Anzor, a mechanic, was probably fencing stolen cars and likely ran afoul of the authorities or criminals, so in 2002, Zubeidat, Anzor, and Dzhokhar, moved to the United States. As time goes by, we will probably be finding out more, bit by bit, crumb by crumb. Worse, she wanted to go to Moscow. There are several big unexplained gaps in Gessen's narration. In the ensuing manhunt, Tamerlan Tsarnaev died, and his younger brother, Dzhokhar, was captured and brought to trial.
Most of these men do not commit acts of terrorism, though, just as most despairing American teens do not commit school shootings. This was before 2011, the year of the Boston Marathon bombing. It does outline several alternate, conspiracy theories. What, it's so different in the Boston area where she is from by contrast to the New York area where I live? He seems to have enjoyed reading but chose his texts poorly: The Protocols of Zion and several anti-Semitic newspapers. Yet even after the guilty verdict and the death sentence, what we didn't know was why.

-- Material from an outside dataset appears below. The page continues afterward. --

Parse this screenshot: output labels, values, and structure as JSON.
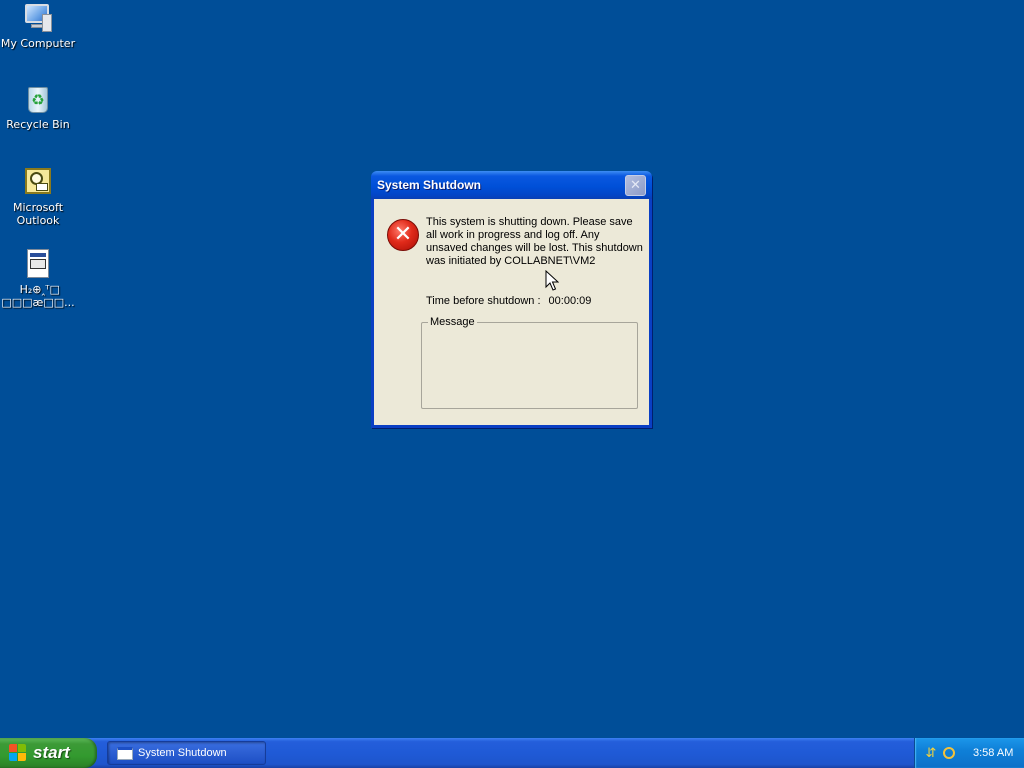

In her account of the circumstances leading up to and the emotional aftermath of the bombing, journalist Masha Gessen offers up a more thoughtful and nuanced perspective on the causes of the tragedy and its broader implications in, The Brothers: The Road To An American Tragedy. By this I don't mean the brothers - one was dead and the other in solitary confinement at the time of writing - but the accounts of interviewees are mostly recounted in indirect voice. There's a lot of guesswork, a considerable amount of time spent relaying and being sympathetic to accounts she readily acknowledges as conspiracy theories, and gaping holes in the account. Their daughters would marry Chechens no matter how unknown their character or ability to support a family might be. What I saw on the news was all I knew. Very interesting to me that when the family was first in Cambridge they rented from an ex-wife of Alexander Lipson, author of my first Russian textbook. Emergency services working after the Boston Marathon bombings.